Segment Open

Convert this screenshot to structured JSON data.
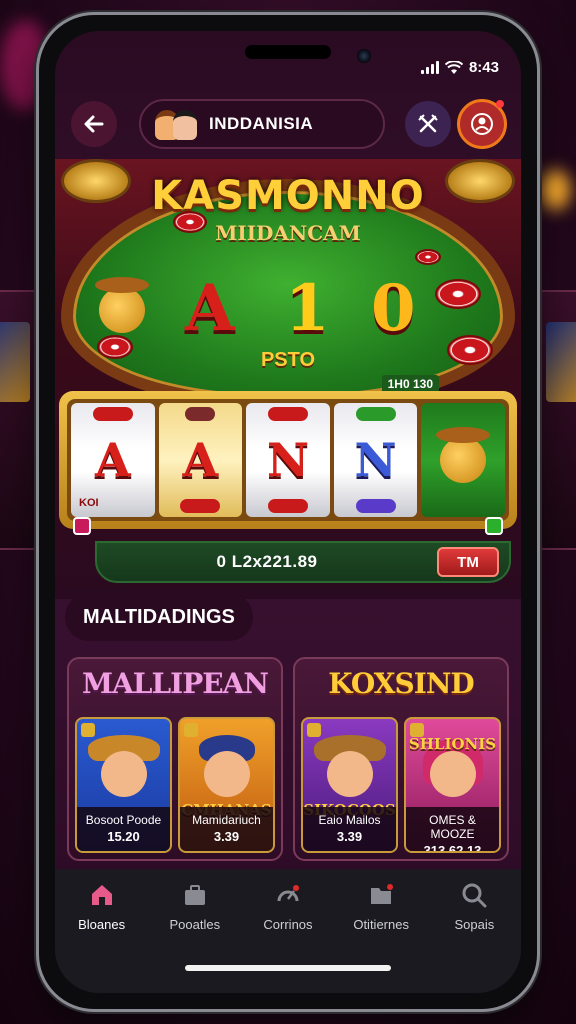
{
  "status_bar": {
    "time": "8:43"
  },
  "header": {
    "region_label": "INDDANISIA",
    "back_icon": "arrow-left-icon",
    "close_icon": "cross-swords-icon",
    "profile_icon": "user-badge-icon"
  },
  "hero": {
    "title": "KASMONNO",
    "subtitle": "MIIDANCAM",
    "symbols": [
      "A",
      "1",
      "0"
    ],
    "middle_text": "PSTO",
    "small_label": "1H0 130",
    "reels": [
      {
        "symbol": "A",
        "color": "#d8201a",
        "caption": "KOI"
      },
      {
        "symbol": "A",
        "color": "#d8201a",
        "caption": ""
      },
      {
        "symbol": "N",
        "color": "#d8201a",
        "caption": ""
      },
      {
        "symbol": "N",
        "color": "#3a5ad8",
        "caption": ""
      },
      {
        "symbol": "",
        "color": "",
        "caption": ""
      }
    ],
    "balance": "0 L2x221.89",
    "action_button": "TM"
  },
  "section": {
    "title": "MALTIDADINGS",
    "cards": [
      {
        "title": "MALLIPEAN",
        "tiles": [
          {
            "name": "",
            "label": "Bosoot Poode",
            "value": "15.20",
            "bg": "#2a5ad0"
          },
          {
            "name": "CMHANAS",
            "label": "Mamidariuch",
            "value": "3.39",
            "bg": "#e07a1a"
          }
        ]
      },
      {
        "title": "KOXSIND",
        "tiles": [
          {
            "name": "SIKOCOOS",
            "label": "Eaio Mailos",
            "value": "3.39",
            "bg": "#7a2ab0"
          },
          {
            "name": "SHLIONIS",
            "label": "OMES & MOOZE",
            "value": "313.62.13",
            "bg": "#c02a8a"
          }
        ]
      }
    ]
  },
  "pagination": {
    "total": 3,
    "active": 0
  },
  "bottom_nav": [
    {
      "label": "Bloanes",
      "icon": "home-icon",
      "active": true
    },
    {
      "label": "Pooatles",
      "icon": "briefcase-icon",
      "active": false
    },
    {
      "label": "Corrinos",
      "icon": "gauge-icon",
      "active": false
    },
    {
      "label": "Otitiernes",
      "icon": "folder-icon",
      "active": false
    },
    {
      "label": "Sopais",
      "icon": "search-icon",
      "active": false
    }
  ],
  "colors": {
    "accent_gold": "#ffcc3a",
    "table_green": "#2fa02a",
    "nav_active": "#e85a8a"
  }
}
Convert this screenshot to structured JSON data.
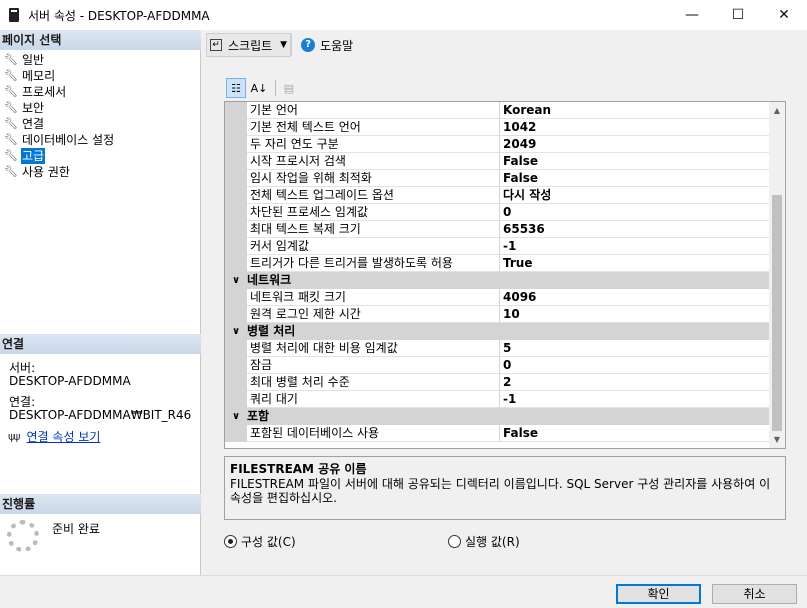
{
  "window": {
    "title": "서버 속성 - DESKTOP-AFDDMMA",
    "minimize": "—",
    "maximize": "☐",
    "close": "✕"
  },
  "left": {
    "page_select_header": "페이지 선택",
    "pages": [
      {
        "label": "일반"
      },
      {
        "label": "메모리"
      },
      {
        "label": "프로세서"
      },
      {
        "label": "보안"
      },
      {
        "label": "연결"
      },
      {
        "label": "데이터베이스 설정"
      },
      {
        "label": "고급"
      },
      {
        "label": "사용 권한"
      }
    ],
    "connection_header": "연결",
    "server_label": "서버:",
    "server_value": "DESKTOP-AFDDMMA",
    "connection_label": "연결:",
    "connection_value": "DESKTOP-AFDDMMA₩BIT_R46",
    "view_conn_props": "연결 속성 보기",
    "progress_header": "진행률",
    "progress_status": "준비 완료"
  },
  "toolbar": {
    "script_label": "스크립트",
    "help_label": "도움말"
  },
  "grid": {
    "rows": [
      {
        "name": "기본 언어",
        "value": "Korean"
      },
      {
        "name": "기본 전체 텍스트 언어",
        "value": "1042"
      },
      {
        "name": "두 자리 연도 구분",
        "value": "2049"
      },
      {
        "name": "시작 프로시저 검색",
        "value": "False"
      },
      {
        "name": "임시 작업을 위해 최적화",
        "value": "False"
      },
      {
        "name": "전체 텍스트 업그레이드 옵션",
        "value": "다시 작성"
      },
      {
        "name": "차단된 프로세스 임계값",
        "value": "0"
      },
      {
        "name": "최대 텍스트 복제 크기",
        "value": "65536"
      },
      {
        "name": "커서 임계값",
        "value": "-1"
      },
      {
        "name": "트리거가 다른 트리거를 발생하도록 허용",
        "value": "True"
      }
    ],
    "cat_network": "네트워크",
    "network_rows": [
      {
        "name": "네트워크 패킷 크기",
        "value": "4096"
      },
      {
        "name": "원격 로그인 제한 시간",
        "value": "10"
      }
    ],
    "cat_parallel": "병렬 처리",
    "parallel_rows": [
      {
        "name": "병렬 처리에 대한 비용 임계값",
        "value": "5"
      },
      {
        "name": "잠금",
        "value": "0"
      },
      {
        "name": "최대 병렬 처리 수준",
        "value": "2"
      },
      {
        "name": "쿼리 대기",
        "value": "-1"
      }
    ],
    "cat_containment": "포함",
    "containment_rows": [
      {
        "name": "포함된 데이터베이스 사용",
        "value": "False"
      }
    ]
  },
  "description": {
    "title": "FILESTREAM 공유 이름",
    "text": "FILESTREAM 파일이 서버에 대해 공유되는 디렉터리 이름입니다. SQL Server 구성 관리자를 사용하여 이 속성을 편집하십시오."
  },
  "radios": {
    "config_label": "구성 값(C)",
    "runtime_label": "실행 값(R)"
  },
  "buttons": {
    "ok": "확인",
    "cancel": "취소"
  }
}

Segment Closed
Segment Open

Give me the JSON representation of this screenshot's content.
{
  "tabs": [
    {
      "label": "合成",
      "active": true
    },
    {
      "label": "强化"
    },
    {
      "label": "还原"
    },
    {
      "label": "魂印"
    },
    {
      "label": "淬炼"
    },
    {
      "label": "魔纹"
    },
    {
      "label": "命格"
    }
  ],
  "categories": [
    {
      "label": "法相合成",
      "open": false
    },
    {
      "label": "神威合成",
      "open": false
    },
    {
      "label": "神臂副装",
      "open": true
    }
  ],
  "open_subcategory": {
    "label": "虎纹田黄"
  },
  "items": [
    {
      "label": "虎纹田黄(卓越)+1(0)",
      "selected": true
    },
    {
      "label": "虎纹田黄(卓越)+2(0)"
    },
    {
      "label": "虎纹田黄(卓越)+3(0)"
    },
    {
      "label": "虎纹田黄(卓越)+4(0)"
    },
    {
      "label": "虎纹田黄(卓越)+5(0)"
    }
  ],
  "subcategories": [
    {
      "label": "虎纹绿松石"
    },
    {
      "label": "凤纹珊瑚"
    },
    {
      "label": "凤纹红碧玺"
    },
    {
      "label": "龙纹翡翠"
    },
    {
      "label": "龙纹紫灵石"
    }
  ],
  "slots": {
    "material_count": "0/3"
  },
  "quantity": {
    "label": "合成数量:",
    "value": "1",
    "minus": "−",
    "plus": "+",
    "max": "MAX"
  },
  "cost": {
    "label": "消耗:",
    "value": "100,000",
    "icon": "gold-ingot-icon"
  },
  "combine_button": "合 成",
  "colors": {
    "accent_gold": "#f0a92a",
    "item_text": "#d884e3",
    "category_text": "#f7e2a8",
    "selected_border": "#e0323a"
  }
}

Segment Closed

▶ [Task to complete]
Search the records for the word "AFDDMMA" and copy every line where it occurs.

▶ [Result of this task]
    "title": "서버 속성 - DESKTOP-AFDDMMA",
    "server_value": "DESKTOP-AFDDMMA",
    "connection_value": "DESKTOP-AFDDMMA₩BIT_R46",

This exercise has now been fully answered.